§ **EXERCISE DETAILS**:
Scan the records for the string "message" and copy every line that holds it.

§ **DATA**:
====

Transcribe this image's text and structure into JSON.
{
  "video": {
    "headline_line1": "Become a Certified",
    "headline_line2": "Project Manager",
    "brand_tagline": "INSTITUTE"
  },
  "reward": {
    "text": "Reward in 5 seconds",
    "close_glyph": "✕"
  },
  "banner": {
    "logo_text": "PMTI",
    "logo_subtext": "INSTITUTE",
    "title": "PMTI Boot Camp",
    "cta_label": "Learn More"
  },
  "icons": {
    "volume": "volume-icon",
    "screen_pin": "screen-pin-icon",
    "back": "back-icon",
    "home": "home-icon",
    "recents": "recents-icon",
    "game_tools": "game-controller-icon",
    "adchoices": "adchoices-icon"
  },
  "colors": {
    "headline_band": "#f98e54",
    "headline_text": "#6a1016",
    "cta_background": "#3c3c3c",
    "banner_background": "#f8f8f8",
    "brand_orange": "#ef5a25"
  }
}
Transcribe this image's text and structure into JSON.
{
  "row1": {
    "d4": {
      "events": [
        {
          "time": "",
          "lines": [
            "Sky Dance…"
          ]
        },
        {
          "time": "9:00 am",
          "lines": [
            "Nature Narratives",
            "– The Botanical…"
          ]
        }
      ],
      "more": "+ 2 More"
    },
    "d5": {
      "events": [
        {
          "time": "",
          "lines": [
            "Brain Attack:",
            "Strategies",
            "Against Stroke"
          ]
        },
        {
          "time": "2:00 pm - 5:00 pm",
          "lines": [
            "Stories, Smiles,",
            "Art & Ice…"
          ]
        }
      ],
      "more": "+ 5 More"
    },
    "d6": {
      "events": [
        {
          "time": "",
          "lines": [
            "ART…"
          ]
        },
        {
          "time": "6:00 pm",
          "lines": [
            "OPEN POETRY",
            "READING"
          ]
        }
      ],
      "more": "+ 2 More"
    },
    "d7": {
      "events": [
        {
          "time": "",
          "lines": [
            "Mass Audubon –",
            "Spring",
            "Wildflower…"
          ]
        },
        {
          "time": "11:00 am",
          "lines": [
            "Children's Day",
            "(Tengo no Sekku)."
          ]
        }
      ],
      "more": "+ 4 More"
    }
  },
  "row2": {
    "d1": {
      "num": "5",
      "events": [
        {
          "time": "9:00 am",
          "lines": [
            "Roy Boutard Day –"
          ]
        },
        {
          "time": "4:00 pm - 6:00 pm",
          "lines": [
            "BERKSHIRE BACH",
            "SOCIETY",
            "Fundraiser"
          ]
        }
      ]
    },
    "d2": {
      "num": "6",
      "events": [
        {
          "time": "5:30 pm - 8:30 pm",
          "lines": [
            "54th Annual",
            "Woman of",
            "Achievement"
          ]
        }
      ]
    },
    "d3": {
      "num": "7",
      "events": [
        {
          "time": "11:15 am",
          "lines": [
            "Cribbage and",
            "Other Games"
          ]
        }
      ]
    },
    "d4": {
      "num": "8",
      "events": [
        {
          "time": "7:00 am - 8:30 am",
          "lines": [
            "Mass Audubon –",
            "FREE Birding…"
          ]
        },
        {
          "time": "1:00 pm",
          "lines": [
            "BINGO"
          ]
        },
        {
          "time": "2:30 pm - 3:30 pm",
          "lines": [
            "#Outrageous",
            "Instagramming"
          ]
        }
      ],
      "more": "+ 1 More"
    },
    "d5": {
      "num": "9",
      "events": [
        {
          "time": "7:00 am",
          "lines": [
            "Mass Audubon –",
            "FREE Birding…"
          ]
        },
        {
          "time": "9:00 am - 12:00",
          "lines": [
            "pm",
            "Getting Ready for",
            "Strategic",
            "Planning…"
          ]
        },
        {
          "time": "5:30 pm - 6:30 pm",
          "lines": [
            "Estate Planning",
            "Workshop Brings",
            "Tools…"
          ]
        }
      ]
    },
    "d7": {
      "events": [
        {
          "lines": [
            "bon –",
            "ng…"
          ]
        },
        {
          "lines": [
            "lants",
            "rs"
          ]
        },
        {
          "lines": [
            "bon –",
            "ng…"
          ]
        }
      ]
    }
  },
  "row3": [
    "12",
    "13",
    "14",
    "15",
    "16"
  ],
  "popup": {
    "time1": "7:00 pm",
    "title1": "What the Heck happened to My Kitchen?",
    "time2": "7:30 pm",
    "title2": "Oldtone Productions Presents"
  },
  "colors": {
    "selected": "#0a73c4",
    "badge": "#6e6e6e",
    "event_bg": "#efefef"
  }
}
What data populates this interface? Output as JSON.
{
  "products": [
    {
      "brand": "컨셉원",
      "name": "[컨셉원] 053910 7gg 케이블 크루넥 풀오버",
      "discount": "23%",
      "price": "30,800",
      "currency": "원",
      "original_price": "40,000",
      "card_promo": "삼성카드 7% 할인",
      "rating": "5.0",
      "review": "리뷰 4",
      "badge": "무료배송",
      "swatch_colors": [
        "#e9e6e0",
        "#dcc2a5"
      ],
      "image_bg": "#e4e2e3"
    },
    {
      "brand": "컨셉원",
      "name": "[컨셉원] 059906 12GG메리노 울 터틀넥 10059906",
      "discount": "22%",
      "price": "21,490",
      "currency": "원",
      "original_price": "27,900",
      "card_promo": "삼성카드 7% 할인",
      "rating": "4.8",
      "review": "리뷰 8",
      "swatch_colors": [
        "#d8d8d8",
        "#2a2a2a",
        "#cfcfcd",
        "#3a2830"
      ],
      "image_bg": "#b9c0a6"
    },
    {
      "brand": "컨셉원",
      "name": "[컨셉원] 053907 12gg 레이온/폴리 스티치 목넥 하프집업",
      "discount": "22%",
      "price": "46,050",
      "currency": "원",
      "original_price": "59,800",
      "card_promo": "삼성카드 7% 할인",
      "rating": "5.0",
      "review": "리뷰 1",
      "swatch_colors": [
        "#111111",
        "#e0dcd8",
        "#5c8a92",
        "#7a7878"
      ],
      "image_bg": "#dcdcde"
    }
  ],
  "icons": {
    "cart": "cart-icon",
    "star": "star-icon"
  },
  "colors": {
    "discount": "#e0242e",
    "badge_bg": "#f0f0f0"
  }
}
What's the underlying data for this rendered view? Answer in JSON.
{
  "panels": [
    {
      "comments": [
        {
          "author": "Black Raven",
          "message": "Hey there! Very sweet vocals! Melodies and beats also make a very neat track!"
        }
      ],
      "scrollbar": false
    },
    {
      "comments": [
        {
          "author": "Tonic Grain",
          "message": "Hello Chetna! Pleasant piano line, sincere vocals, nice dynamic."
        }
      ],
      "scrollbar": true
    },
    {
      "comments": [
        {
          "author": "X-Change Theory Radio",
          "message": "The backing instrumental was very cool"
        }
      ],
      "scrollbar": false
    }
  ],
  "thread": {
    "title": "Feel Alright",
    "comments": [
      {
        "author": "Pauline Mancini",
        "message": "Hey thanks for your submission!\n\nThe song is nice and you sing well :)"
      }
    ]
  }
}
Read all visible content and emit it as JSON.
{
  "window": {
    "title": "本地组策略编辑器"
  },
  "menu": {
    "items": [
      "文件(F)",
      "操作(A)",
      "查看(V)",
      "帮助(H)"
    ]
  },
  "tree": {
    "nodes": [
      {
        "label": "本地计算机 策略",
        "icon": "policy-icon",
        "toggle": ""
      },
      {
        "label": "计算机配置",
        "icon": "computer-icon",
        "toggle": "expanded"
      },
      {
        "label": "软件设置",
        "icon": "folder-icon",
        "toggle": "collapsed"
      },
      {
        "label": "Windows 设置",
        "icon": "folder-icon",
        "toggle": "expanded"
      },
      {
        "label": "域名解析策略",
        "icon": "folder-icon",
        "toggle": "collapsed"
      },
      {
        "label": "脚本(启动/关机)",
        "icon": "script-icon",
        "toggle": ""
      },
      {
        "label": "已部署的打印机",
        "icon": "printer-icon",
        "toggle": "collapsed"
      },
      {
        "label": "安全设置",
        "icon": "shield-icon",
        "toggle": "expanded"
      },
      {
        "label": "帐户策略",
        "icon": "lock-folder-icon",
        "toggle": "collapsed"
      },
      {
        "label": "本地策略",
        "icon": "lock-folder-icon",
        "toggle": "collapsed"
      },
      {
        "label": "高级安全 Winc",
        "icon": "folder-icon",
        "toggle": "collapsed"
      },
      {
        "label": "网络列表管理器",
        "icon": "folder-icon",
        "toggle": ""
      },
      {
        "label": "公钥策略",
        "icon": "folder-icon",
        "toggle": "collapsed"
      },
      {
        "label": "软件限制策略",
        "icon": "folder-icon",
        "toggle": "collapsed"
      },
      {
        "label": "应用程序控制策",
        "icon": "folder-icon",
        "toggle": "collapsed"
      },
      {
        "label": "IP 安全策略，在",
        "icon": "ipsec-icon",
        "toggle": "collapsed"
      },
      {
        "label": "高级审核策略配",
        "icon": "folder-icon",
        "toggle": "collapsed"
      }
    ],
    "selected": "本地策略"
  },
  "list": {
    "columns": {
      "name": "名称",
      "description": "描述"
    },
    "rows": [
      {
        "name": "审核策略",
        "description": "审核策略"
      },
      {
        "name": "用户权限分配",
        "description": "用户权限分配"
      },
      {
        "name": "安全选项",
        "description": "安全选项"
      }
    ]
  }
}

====

§ **YOUR SOLUTION**:
          "message": "Hey there! Very sweet vocals! Melodies and beats also make a very neat track!"
          "message": "Hello Chetna! Pleasant piano line, sincere vocals, nice dynamic."
          "message": "The backing instrumental was very cool"
        "message": "Hey thanks for your submission!\n\nThe song is nice and you sing well :)"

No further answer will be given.